DANIEL BIRKE

Case study: Using homophily for social network marketing

One of the most common observations when analysing social networks is that people who are connected with each other tend to be similar. This is both because those who are similar connect with each other (like people with an interest in a particular sport) and because those who are connected become similar (like couples or friends). The homophily principle can be used in social networks and in item-to-item networks where similar items are purchased or used together (e.g. books on Amazon). Depending on the types of data that companies have access to, the homophily principle can be used for marketing purposes in a variety of ways:

  • Mobile phone carriers typically have very detailed data on the social networks of their user base, they have much less knowledge of the item–item network of what users are consuming in conjunction. One of the ways this type of information can be used for marketing is by targeting customers based on information that companies have about their friends.
  • Online retailers, such as Amazon, or traditional retailers with sophisticated loyalty or till receipt analysis know what products customers buy together at the same time (till receipt analysis) or over time (loyalty programme) and can use this information to recommend products to their customers.
  • Online social networks, such as Facebook or Google+, are able to combine information from both types of sources, as they have both detailed knowledge on product and social networks. These data can be used as social cues to inform peers of each other’s brand and product preferences, thereby providing information and exerting peer pressure.

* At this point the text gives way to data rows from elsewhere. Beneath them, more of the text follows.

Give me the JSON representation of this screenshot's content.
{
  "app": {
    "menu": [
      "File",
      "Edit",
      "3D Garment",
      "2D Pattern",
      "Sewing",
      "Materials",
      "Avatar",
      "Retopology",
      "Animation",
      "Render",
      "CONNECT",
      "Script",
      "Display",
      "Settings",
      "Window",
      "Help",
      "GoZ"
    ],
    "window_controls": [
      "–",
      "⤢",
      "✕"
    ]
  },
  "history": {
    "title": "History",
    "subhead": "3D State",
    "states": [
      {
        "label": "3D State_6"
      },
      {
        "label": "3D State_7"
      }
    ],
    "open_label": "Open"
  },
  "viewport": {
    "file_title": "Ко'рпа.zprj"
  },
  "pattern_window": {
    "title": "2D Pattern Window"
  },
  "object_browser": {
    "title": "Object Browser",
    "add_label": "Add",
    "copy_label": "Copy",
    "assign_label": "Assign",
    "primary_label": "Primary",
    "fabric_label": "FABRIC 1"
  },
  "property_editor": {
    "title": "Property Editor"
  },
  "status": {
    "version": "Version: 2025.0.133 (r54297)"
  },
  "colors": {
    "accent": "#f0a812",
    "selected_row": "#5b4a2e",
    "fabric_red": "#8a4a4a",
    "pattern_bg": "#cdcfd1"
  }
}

Using homophily for social network (Case-related questions & problems for use in class room discussions can be found at the end of the case study.)